THE MEASUREMENT OF INEQUALITY OF OPPORTUNITY: THEORY AND AN APPLICATION TO LATIN AMERICA
Article first published online: 21 JUL 2011
© 2011 The Authors. Review of Income and Wealth © International Association for Research in Income and Wealth 2011
Review of Income and Wealth
Volume 57, Issue 4, pages 622–657, December 2011
How to Cite
FERREIRA, F. H. G. and GIGNOUX, J. (2011), THE MEASUREMENT OF INEQUALITY OF OPPORTUNITY: THEORY AND AN APPLICATION TO LATIN AMERICA. Review of Income and Wealth, 57: 622–657. doi: 10.1111/j.1475-4991.2011.00467.x
- Issue published online: 16 NOV 2011
- Article first published online: 21 JUL 2011
- inequality of opportunity;
- Latin America
Building on the existing literature, this paper constructs a simple scalar measure of inequality of opportunity and applies it to six Latin American countries.
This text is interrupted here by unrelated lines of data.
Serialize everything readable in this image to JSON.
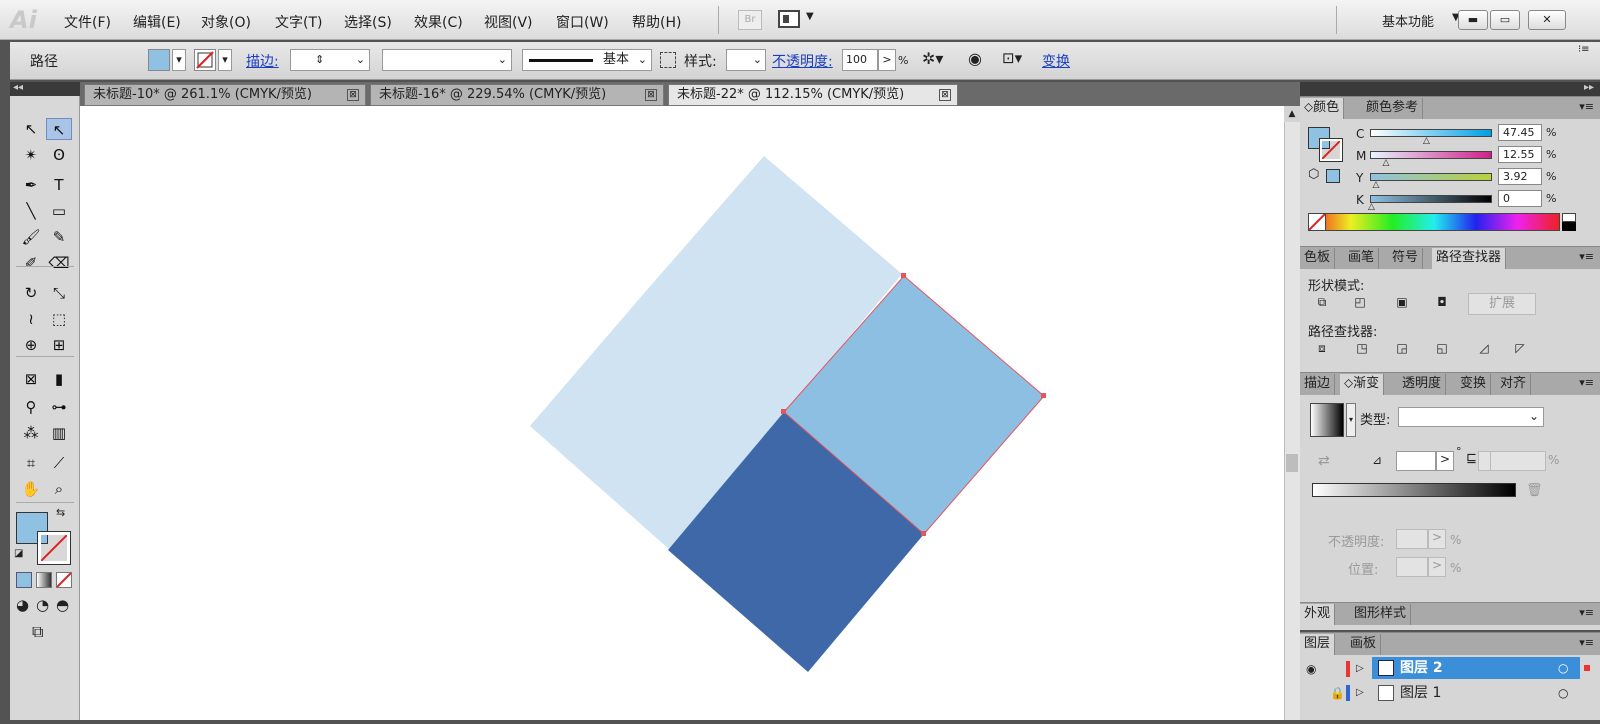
{
  "app": {
    "logo": "Ai"
  },
  "menu": {
    "items": [
      "文件(F)",
      "编辑(E)",
      "对象(O)",
      "文字(T)",
      "选择(S)",
      "效果(C)",
      "视图(V)",
      "窗口(W)",
      "帮助(H)"
    ],
    "bridge": "Br",
    "workspace": "基本功能",
    "caret": "▼",
    "win": {
      "min": "▬",
      "max": "▭",
      "close": "✕"
    }
  },
  "control": {
    "selection_label": "路径",
    "stroke_label": "描边:",
    "stroke_style": "基本",
    "style_label": "样式:",
    "opacity_label": "不透明度:",
    "opacity_value": "100",
    "opacity_arrow": ">",
    "opacity_unit": "%",
    "transform_label": "变换",
    "fill_color": "#8fc1e3"
  },
  "tabs": [
    {
      "label": "未标题-10* @ 261.1% (CMYK/预览)",
      "active": false
    },
    {
      "label": "未标题-16* @ 229.54% (CMYK/预览)",
      "active": false
    },
    {
      "label": "未标题-22* @ 112.15% (CMYK/预览)",
      "active": true
    }
  ],
  "tab_close": "⊠",
  "toolbar": {
    "collapse": "◂◂",
    "tools": [
      "selection-icon",
      "direct-selection-icon",
      "magic-wand-icon",
      "lasso-icon",
      "pen-icon",
      "type-icon",
      "line-icon",
      "rectangle-icon",
      "paintbrush-icon",
      "pencil-icon",
      "blob-brush-icon",
      "eraser-icon",
      "rotate-icon",
      "scale-icon",
      "warp-icon",
      "free-transform-icon",
      "shape-builder-icon",
      "perspective-grid-icon",
      "mesh-icon",
      "gradient-icon",
      "eyedropper-icon",
      "blend-icon",
      "symbol-sprayer-icon",
      "column-graph-icon",
      "artboard-icon",
      "slice-icon",
      "hand-icon",
      "zoom-icon"
    ]
  },
  "canvas": {
    "colors": {
      "light": "#cfe3f3",
      "mid": "#8cbfe2",
      "dark": "#3e68a8",
      "selection": "#e8545c"
    }
  },
  "color_panel": {
    "tabs": [
      "颜色",
      "颜色参考"
    ],
    "channels": [
      {
        "name": "C",
        "value": "47.45",
        "unit": "%",
        "level": 47.45
      },
      {
        "name": "M",
        "value": "12.55",
        "unit": "%",
        "level": 12.55
      },
      {
        "name": "Y",
        "value": "3.92",
        "unit": "%",
        "level": 3.92
      },
      {
        "name": "K",
        "value": "0",
        "unit": "%",
        "level": 0
      }
    ]
  },
  "pathfinder_panel": {
    "tabs": [
      "色板",
      "画笔",
      "符号",
      "路径查找器"
    ],
    "shape_modes_label": "形状模式:",
    "expand_label": "扩展",
    "pathfinders_label": "路径查找器:"
  },
  "gradient_panel": {
    "tabs": [
      "描边",
      "渐变",
      "透明度",
      "变换",
      "对齐"
    ],
    "type_label": "类型:",
    "opacity_label": "不透明度:",
    "position_label": "位置:",
    "arrow": ">",
    "unit": "%",
    "degree": "°"
  },
  "appearance_panel": {
    "tabs": [
      "外观",
      "图形样式"
    ]
  },
  "layers_panel": {
    "tabs": [
      "图层",
      "画板"
    ],
    "layers": [
      {
        "name": "图层 2",
        "selected": true
      },
      {
        "name": "图层 1",
        "selected": false
      }
    ]
  },
  "panel_menu": "▾≡"
}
The measure—which captures between-group inequality when groups are defined exclusively on the basis of predetermined circumstances—is shown to yield a lower-bound estimate of true inequality of opportunity. Absolute and relative versions of the index are defined, and alternative parametric and non-parametric methods are employed to generate robust estimates. In the application to Latin America, we find inequality of opportunity shares ranging from one quarter to one half of total consumption inequality. An opportunity-deprivation profile that identifies the worst-off types in each society is also formally defined, and described for the same six countries. In three of them, 100 percent of the opportunity-deprived were found to be indigenous or Afro-descendants.